Date: Fri, 14 Nov 1997 19:27:50 -0500

From: "Barry A. Popik" Bapopik[AT SYMBOL GOES HERE]AOL.COM


This is from the San Francisco Chronicle, 2 December 1919, pg. 20, cols.



As a name for the war which began in the August of 1914 and ended in the

November of 1918, the one formally adopted by our War Department--"The World

War"--is not a bad one. It is as good, perhaps, as any of the two or three

others that have been suggested, and more than possibly none better will be

found. Yet it is not a name to excite instant and enthusiastic acceptance,

and its fate with the people of the world could not be prophesied with any

safety. Of all the innumerable wars that have been waged since history

began, comparatively few have required any name at all. The great majority

of them, from that insignificant enough to merit Hume's comparison with "the

skirmishes of kites and crows" up to those that appreciably affected human

destiny and racial conditions, have had to go with no better designation than

a phrase telling when and where they were fought and by whom. We have not

yet fully agreed on a name for the war between our North and South, and

American independence was gained by a war which we are usually content to

call "the Revolution"--which is quite undistinctive for anybody except

ourselves.
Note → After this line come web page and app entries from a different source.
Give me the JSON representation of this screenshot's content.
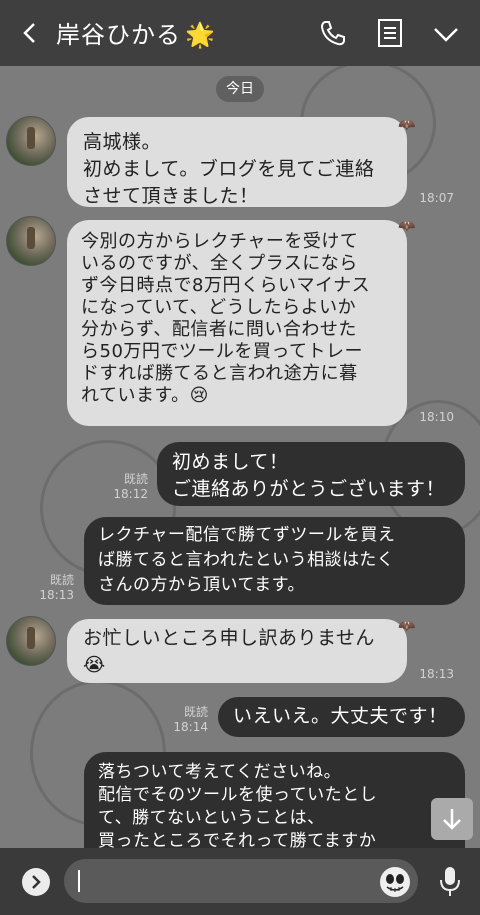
{
  "header": {
    "title": "岸谷ひかる",
    "title_emoji": "🌟"
  },
  "date_label": "今日",
  "messages": [
    {
      "text": "高城様。\n初めまして。ブログを見てご連絡\nさせて頂きました！",
      "time": "18:07"
    },
    {
      "text": "今別の方からレクチャーを受けて\nいるのですが、全くプラスになら\nず今日時点で8万円くらいマイナス\nになっていて、どうしたらよいか\n分からず、配信者に問い合わせた\nら50万円でツールを買ってトレー\nドすれば勝てると言われ途方に暮\nれています。😢",
      "time": "18:10"
    },
    {
      "text": "初めまして！\nご連絡ありがとうございます！",
      "read": "既読",
      "time": "18:12"
    },
    {
      "text": "レクチャー配信で勝てずツールを買え\nば勝てると言われたという相談はたく\nさんの方から頂いてます。",
      "read": "既読",
      "time": "18:13"
    },
    {
      "text": "お忙しいところ申し訳ありません\n😭",
      "time": "18:13"
    },
    {
      "text": "いえいえ。大丈夫です！",
      "read": "既読",
      "time": "18:14"
    },
    {
      "text": "落ちついて考えてくださいね。\n配信でそのツールを使っていたとし\nて、勝てないということは、\n買ったところでそれって勝てますか"
    }
  ],
  "input": {
    "value": ""
  },
  "colors": {
    "header_bg": "#3f3f3f",
    "incoming_bubble": "#dedede",
    "outgoing_bubble": "#2f2f2f",
    "chat_bg": "#7c7c7c"
  },
  "icons": [
    "back-icon",
    "call-icon",
    "notes-icon",
    "chevron-down-icon",
    "bat-icon",
    "scroll-down-icon",
    "expand-icon",
    "emoji-icon",
    "mic-icon"
  ]
}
The "Mexican War" and "the War of 1812" can hardly be said to

have names, and "the war with Spain" is of designation similarly dubious.
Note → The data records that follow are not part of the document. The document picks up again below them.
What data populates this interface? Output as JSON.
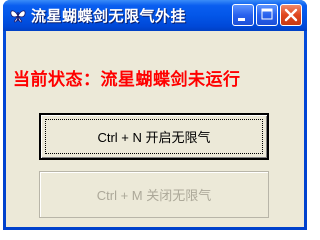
{
  "window": {
    "title": "流星蝴蝶剑无限气外挂",
    "app_icon": "butterfly-icon",
    "controls": [
      "minimize-icon",
      "maximize-icon",
      "close-icon"
    ]
  },
  "status": {
    "text": "当前状态：流星蝴蝶剑未运行",
    "color": "#ff0000"
  },
  "buttons": {
    "enable_label": "Ctrl + N   开启无限气",
    "disable_label": "Ctrl + M   关闭无限气"
  },
  "colors": {
    "titlebar": "#0356e8",
    "client_bg": "#ece9d8",
    "close_button": "#e0471f",
    "disabled_text": "#aca899"
  }
}
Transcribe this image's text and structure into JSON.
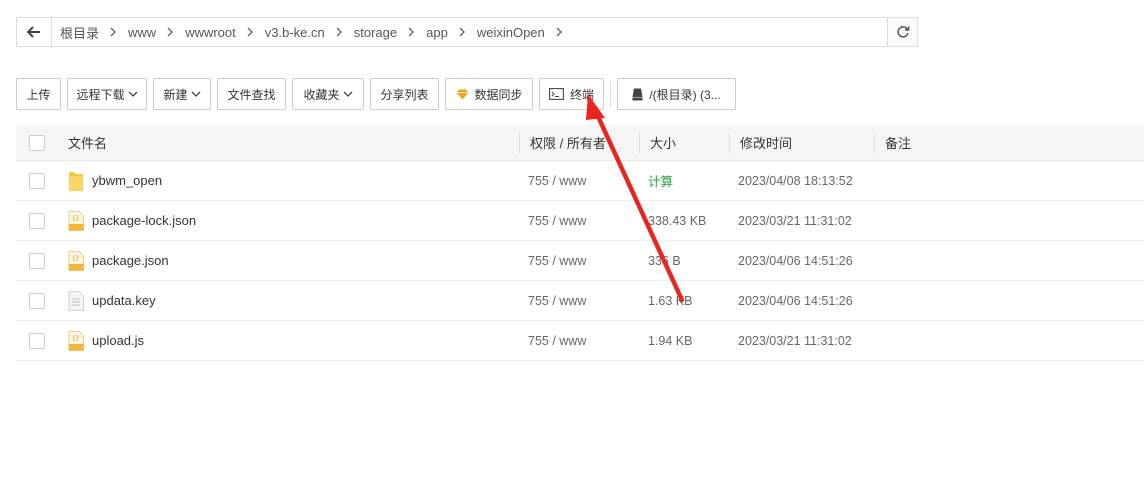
{
  "path": {
    "crumbs": [
      "根目录",
      "www",
      "wwwroot",
      "v3.b-ke.cn",
      "storage",
      "app",
      "weixinOpen"
    ]
  },
  "toolbar": {
    "upload": "上传",
    "remote_download": "远程下载",
    "new": "新建",
    "file_search": "文件查找",
    "favorites": "收藏夹",
    "share_list": "分享列表",
    "data_sync": "数据同步",
    "terminal": "终端",
    "disk": "/(根目录) (3..."
  },
  "table": {
    "headers": {
      "name": "文件名",
      "perm": "权限 / 所有者",
      "size": "大小",
      "mtime": "修改时间",
      "note": "备注"
    },
    "rows": [
      {
        "name": "ybwm_open",
        "type": "folder",
        "perm": "755 / www",
        "size": "计算",
        "mtime": "2023/04/08 18:13:52"
      },
      {
        "name": "package-lock.json",
        "type": "json",
        "perm": "755 / www",
        "size": "338.43 KB",
        "mtime": "2023/03/21 11:31:02"
      },
      {
        "name": "package.json",
        "type": "json",
        "perm": "755 / www",
        "size": "336 B",
        "mtime": "2023/04/06 14:51:26"
      },
      {
        "name": "updata.key",
        "type": "text",
        "perm": "755 / www",
        "size": "1.63 KB",
        "mtime": "2023/04/06 14:51:26"
      },
      {
        "name": "upload.js",
        "type": "js",
        "perm": "755 / www",
        "size": "1.94 KB",
        "mtime": "2023/03/21 11:31:02"
      }
    ]
  },
  "colors": {
    "accent_green": "#20a53a",
    "annotation_red": "#e8261f",
    "folder_yellow": "#f7c845"
  }
}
"The World War" is a fairly natural growth from the facts, and its element

of exaggeration, though obvious and real, is so small as to offend only a few

nations that did manage to keep out of it, and nobody much minds what they

say. It might have been as wise if our departmental officials had waited a

while before they named the greatest of wars. There is some excuse for

denying that the war is over yet, and while that can be done nobody can be

sure what name will fit the war or stand permanent wear.--New York Times.